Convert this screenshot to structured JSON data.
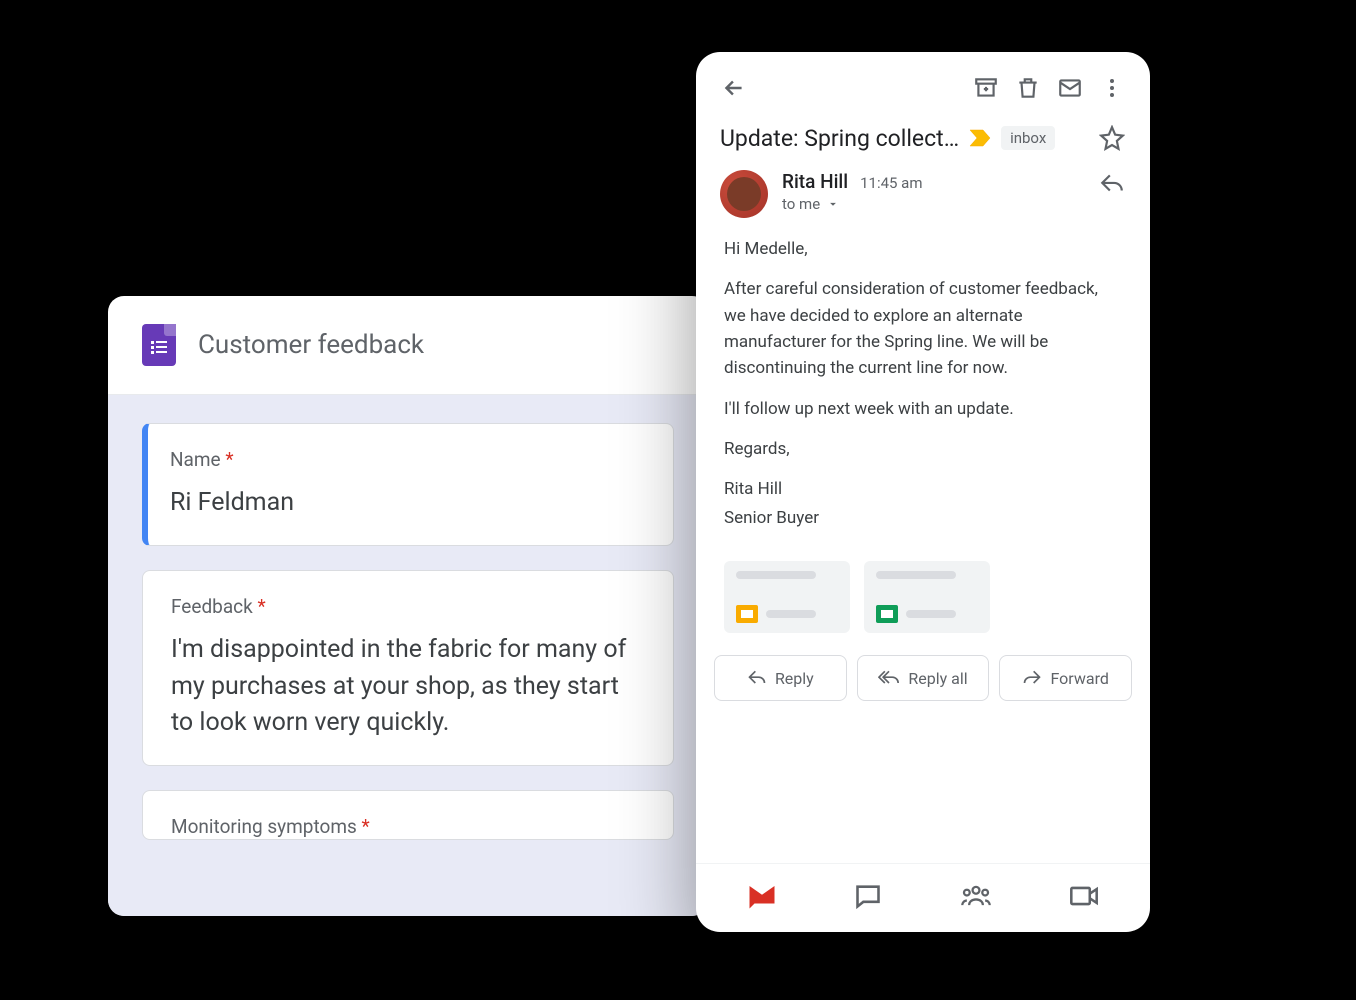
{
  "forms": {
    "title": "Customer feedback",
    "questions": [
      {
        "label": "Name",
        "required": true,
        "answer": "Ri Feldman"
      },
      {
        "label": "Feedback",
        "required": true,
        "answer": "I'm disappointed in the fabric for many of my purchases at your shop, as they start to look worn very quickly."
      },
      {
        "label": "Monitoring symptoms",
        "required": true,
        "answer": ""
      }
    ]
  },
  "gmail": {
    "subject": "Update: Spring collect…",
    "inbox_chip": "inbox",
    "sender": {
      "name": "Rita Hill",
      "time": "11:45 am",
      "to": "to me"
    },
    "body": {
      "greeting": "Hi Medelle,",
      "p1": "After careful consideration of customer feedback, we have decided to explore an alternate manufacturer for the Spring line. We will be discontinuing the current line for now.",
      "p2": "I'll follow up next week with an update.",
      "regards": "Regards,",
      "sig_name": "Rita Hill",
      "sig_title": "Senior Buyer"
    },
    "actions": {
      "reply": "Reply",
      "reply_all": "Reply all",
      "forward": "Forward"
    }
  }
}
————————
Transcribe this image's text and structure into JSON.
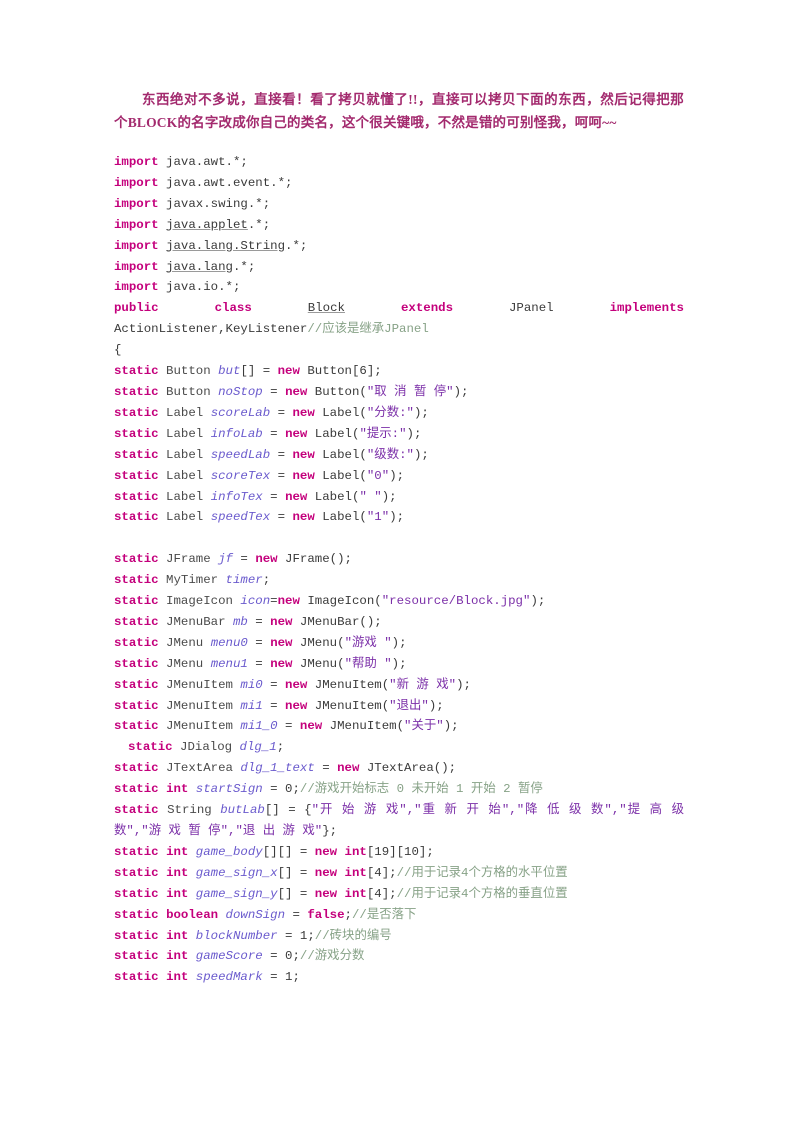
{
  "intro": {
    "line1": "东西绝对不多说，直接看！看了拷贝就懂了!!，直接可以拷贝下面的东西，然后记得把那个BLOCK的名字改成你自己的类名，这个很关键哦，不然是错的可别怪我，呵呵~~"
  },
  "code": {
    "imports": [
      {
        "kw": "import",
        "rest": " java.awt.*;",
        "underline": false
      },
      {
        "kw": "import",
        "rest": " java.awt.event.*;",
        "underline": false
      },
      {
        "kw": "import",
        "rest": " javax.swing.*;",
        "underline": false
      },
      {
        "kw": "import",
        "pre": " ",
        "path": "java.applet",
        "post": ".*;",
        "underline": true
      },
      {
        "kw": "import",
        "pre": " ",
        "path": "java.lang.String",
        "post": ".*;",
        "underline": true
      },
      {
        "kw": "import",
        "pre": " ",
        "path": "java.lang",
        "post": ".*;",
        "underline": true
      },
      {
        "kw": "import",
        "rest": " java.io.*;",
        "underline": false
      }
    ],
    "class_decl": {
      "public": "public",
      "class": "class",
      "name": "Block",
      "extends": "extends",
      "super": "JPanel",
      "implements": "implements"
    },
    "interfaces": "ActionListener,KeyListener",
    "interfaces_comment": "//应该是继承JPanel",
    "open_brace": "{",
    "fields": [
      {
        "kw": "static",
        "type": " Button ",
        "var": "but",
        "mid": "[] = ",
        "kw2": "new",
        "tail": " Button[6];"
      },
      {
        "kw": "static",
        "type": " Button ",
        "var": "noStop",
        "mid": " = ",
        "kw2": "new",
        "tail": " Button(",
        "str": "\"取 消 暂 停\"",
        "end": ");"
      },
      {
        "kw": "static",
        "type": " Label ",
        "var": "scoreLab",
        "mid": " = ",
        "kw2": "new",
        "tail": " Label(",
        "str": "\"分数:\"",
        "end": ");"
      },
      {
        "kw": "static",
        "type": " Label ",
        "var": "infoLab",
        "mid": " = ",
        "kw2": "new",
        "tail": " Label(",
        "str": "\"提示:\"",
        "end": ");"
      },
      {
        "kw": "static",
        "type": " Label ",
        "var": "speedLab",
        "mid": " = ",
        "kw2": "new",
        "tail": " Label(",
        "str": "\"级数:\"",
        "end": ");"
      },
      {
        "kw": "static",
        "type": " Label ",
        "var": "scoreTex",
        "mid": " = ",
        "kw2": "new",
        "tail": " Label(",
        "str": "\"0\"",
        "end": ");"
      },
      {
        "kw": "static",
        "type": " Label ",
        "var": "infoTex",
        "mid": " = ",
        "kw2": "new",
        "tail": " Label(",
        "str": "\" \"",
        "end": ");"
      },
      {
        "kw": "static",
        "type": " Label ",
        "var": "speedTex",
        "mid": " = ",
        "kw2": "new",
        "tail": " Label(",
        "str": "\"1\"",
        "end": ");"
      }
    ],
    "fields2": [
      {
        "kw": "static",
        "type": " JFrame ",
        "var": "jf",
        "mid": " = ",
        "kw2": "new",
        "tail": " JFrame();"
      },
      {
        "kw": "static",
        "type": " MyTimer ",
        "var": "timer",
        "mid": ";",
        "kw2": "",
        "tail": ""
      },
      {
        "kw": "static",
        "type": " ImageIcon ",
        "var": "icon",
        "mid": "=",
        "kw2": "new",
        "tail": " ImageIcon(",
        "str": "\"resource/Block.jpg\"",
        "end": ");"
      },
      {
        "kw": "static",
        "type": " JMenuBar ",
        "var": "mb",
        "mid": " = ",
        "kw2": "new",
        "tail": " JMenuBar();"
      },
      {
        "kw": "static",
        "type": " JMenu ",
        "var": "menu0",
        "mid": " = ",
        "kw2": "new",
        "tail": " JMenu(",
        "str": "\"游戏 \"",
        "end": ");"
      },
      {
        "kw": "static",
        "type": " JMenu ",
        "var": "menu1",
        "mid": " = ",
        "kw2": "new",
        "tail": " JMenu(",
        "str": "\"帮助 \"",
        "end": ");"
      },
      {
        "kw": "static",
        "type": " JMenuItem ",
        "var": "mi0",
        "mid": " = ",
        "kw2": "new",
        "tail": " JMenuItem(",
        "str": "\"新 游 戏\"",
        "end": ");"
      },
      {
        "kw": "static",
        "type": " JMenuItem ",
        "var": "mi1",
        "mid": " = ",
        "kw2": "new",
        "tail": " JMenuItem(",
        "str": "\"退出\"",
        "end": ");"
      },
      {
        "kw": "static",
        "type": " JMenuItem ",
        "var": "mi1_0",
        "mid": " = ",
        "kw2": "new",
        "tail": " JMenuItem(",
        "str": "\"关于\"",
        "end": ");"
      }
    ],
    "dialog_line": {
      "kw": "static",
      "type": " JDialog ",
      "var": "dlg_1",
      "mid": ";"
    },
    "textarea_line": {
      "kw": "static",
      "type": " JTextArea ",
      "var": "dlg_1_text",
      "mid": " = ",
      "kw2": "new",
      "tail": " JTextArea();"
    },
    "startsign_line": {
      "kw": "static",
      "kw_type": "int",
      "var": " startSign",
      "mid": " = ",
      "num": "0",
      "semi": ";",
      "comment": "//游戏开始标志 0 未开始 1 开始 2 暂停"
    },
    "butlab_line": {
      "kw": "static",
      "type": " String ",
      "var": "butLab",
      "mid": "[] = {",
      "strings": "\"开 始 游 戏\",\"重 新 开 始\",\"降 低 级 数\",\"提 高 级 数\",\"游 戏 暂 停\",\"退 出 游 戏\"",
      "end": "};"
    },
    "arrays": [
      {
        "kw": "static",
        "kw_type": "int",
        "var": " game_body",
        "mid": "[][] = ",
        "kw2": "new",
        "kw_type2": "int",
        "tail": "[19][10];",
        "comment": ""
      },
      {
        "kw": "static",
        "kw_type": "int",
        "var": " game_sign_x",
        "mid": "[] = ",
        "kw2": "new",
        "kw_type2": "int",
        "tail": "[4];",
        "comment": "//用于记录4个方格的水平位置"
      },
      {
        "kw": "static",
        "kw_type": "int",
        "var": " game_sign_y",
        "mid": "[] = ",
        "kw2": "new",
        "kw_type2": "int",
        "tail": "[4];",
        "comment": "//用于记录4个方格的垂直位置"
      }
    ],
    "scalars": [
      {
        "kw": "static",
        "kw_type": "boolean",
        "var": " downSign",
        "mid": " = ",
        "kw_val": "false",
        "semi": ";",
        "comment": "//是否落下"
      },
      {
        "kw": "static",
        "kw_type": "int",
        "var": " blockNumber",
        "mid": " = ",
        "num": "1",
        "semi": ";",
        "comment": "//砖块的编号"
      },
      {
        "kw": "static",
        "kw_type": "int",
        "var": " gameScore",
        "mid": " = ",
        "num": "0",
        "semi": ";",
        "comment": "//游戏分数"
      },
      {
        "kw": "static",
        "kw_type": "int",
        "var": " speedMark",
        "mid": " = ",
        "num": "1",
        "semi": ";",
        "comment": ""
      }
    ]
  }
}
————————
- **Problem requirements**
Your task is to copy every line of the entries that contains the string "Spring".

- **Response area**
    "subject": "Update: Spring collect…",
      "p1": "After careful consideration of customer feedback, we have decided to explore an alternate manufacturer for the Spring line. We will be discontinuing the current line for now.",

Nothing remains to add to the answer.